Excerpts from an interface dataset

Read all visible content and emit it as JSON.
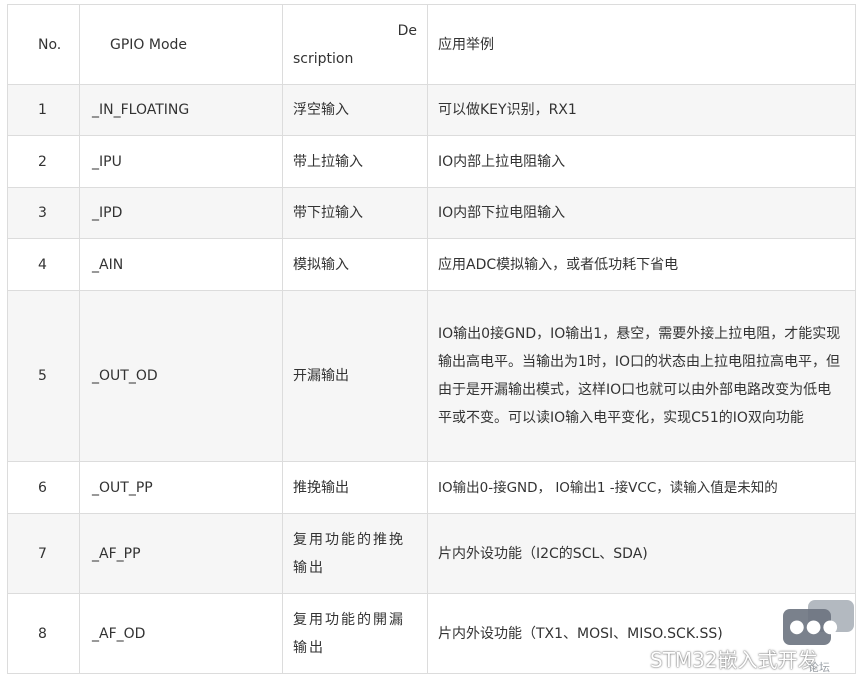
{
  "headers": {
    "no": "No.",
    "mode": "GPIO Mode",
    "desc_a": "De",
    "desc_b": "scription",
    "example": "应用举例"
  },
  "rows": [
    {
      "no": "1",
      "mode": "_IN_FLOATING",
      "desc": "浮空输入",
      "example": "可以做KEY识别，RX1"
    },
    {
      "no": "2",
      "mode": "_IPU",
      "desc": "带上拉输入",
      "example": "IO内部上拉电阻输入"
    },
    {
      "no": "3",
      "mode": "_IPD",
      "desc": "带下拉输入",
      "example": "IO内部下拉电阻输入"
    },
    {
      "no": "4",
      "mode": "_AIN",
      "desc": "模拟输入",
      "example": "应用ADC模拟输入，或者低功耗下省电"
    },
    {
      "no": "5",
      "mode": "_OUT_OD",
      "desc": "开漏输出",
      "example": "IO输出0接GND，IO输出1，悬空，需要外接上拉电阻，才能实现输出高电平。当输出为1时，IO口的状态由上拉电阻拉高电平，但由于是开漏输出模式，这样IO口也就可以由外部电路改变为低电平或不变。可以读IO输入电平变化，实现C51的IO双向功能"
    },
    {
      "no": "6",
      "mode": "_OUT_PP",
      "desc": "推挽输出",
      "example": "IO输出0-接GND， IO输出1 -接VCC，读输入值是未知的"
    },
    {
      "no": "7",
      "mode": "_AF_PP",
      "desc": "复用功能的推挽输出",
      "example": "片内外设功能（I2C的SCL、SDA)"
    },
    {
      "no": "8",
      "mode": "_AF_OD",
      "desc": "复用功能的開漏输出",
      "example": "片内外设功能（TX1、MOSI、MISO.SCK.SS)"
    }
  ],
  "watermark": {
    "text": "STM32嵌入式开发",
    "tag": "论坛"
  }
}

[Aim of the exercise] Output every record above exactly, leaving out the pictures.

[Result of this task]
Read all visible content and emit it as JSON.
{
  "headers": {
    "no": "No.",
    "mode": "GPIO Mode",
    "desc_a": "De",
    "desc_b": "scription",
    "example": "应用举例"
  },
  "rows": [
    {
      "no": "1",
      "mode": "_IN_FLOATING",
      "desc": "浮空输入",
      "example": "可以做KEY识别，RX1"
    },
    {
      "no": "2",
      "mode": "_IPU",
      "desc": "带上拉输入",
      "example": "IO内部上拉电阻输入"
    },
    {
      "no": "3",
      "mode": "_IPD",
      "desc": "带下拉输入",
      "example": "IO内部下拉电阻输入"
    },
    {
      "no": "4",
      "mode": "_AIN",
      "desc": "模拟输入",
      "example": "应用ADC模拟输入，或者低功耗下省电"
    },
    {
      "no": "5",
      "mode": "_OUT_OD",
      "desc": "开漏输出",
      "example": "IO输出0接GND，IO输出1，悬空，需要外接上拉电阻，才能实现输出高电平。当输出为1时，IO口的状态由上拉电阻拉高电平，但由于是开漏输出模式，这样IO口也就可以由外部电路改变为低电平或不变。可以读IO输入电平变化，实现C51的IO双向功能"
    },
    {
      "no": "6",
      "mode": "_OUT_PP",
      "desc": "推挽输出",
      "example": "IO输出0-接GND， IO输出1 -接VCC，读输入值是未知的"
    },
    {
      "no": "7",
      "mode": "_AF_PP",
      "desc": "复用功能的推挽输出",
      "example": "片内外设功能（I2C的SCL、SDA)"
    },
    {
      "no": "8",
      "mode": "_AF_OD",
      "desc": "复用功能的開漏输出",
      "example": "片内外设功能（TX1、MOSI、MISO.SCK.SS)"
    }
  ],
  "watermark": {
    "text": "STM32嵌入式开发",
    "tag": "论坛"
  }
}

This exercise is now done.